What is WBA?

Why-Because Analysis (WBA) is a rigorous technique for causally analysing the behaviour of complex technical and socio-technical systems. Its primary application is in the analysis of accidents, mainly to transportation systems (air, rail and sea). It is also used in the Ontological Hazard Analysis (OHA) method for safety requirements analysis during system development.

WBA is based on a rigorous notion of causal factor. Whether one event or state is a causal factor in the occurrence of another is determined by applying the Counterfactual Test. The Counterfactual Test was proposed by the philosophical logician David Lewis in 1973, who credited David Hume (1770's) and has withstood detailed philosophical criticism since.

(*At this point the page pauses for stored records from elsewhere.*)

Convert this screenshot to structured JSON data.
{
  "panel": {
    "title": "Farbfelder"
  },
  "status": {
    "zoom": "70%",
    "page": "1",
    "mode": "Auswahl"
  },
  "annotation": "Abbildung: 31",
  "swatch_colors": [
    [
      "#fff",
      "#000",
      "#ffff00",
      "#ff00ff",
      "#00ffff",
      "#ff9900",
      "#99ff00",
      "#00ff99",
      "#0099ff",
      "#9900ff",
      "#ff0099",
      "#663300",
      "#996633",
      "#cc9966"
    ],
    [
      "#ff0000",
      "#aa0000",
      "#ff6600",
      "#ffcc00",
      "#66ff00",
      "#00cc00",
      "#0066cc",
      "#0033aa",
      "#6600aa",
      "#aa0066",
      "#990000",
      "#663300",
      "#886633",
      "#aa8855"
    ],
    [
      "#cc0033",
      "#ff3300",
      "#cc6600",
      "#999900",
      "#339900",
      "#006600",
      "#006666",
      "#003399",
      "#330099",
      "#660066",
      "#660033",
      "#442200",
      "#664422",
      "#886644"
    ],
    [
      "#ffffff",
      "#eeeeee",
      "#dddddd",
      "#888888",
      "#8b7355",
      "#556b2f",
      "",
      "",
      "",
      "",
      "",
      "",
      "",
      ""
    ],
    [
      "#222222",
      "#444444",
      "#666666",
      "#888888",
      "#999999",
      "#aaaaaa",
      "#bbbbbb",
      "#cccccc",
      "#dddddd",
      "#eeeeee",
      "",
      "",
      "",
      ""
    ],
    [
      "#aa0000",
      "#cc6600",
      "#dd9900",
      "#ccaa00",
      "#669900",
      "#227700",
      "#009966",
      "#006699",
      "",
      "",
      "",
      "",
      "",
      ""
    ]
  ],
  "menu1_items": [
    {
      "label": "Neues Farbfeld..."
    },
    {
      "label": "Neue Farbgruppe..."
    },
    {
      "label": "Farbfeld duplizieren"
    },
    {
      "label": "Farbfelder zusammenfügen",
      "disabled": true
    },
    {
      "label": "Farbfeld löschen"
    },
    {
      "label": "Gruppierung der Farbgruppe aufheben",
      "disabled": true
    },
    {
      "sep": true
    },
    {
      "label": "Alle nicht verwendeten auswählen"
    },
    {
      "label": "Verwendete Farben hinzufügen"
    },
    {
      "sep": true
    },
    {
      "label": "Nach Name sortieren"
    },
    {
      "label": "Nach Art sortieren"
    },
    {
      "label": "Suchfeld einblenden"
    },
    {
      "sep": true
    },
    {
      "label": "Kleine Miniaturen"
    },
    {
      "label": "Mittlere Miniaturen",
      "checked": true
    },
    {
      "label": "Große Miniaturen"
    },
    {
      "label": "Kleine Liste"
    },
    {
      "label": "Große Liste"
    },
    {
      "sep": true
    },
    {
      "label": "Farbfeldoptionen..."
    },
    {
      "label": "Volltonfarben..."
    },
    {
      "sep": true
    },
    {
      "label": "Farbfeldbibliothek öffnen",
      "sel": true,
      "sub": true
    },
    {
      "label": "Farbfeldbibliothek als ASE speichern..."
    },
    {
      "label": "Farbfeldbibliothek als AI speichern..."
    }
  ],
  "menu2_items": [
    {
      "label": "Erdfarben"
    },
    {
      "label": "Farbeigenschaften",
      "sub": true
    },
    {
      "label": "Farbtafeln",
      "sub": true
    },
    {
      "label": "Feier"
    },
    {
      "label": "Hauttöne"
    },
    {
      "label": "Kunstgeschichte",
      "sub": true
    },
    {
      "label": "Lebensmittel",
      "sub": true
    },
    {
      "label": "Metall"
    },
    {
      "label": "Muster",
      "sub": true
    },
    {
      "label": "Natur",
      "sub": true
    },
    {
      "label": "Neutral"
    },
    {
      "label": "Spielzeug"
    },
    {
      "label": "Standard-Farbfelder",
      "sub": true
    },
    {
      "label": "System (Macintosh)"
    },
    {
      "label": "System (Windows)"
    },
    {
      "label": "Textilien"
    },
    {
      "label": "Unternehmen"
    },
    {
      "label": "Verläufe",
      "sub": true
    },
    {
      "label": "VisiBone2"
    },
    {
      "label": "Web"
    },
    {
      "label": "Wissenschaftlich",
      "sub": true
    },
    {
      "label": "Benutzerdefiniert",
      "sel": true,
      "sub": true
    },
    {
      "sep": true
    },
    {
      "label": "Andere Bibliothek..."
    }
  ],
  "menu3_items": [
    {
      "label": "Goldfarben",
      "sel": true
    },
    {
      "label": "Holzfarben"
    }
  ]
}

During analysis, a Why-Because Graph (WB-Graph or WBG) is built showing the causal connections between all events and states of the behaviour being analysed. The completed WB-Graph is the main output of WBA.

The WB-Graph provides a rigorous causal explanation of the behaviour being analysed. However, mistakes may be made in constructing the WB-Graph, as with any human activity. To detect such mistakes, WBA provides a formal proof method which can be used to check whether the WB-Graph is correct and relatively complete. The formal proof method is based on the logic EL, a multi-modal logic based inter alia on Lamport's TLA and Lewis's Causal Logic. Most users of WBA do not feel the need to check their WB-Graphs using the formal proof procedures, but for those who do, it is there. WBA is the only accident analysis method with such a formal consistency/completeness check.

Introductions to WBA

Self study material

We have the WBA workbook with example cases for students of WBA. The book was co-authored by Peter Bernard Ladkin, Jan Sanders and Thilo Paul-Stueve.

WBA examples

Examples of Why-Because Analyses are available from RVS and other sources. We list some publically available examples: